Page and application data records
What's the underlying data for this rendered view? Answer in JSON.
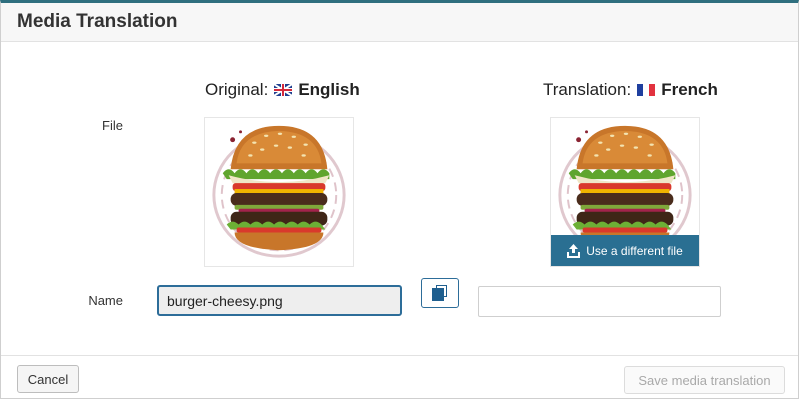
{
  "dialog": {
    "title": "Media Translation"
  },
  "original": {
    "heading_prefix": "Original:",
    "language": "English",
    "flag_icon": "uk-flag-icon",
    "image_alt": "burger image",
    "name_value": "burger-cheesy.png"
  },
  "translation": {
    "heading_prefix": "Translation:",
    "language": "French",
    "flag_icon": "fr-flag-icon",
    "upload_label": "Use a different file",
    "name_value": "",
    "name_placeholder": ""
  },
  "rows": {
    "file_label": "File",
    "name_label": "Name"
  },
  "actions": {
    "copy_icon": "copy-icon",
    "cancel_label": "Cancel",
    "save_label": "Save media translation"
  },
  "colors": {
    "accent": "#2a6f92",
    "header_border": "#2f6f7f"
  }
}
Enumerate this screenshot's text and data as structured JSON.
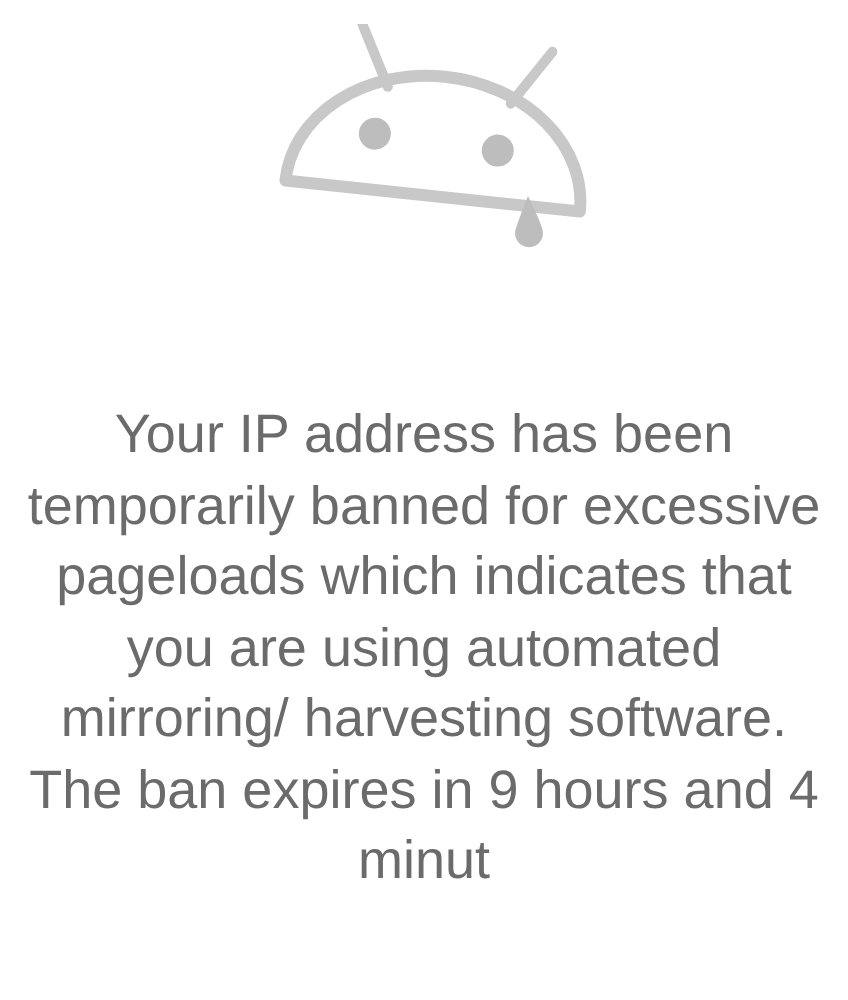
{
  "message": "Your IP address has been temporarily banned for excessive pageloads which indicates that you are using automated mirroring/ harvesting software. The ban expires in 9 hours and 4 minut"
}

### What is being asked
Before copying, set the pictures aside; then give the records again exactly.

### Expected answer
What's the underlying data for this rendered view? Answer in JSON.
{
  "dialog": {
    "title": "Media Translation"
  },
  "original": {
    "heading_prefix": "Original:",
    "language": "English",
    "flag_icon": "uk-flag-icon",
    "image_alt": "burger image",
    "name_value": "burger-cheesy.png"
  },
  "translation": {
    "heading_prefix": "Translation:",
    "language": "French",
    "flag_icon": "fr-flag-icon",
    "upload_label": "Use a different file",
    "name_value": "",
    "name_placeholder": ""
  },
  "rows": {
    "file_label": "File",
    "name_label": "Name"
  },
  "actions": {
    "copy_icon": "copy-icon",
    "cancel_label": "Cancel",
    "save_label": "Save media translation"
  },
  "colors": {
    "accent": "#2a6f92",
    "header_border": "#2f6f7f"
  }
}
Enumerate this screenshot's text and data as structured JSON.
{
  "message": "Your IP address has been temporarily banned for excessive pageloads which indicates that you are using automated mirroring/ harvesting software. The ban expires in 9 hours and 4 minut"
}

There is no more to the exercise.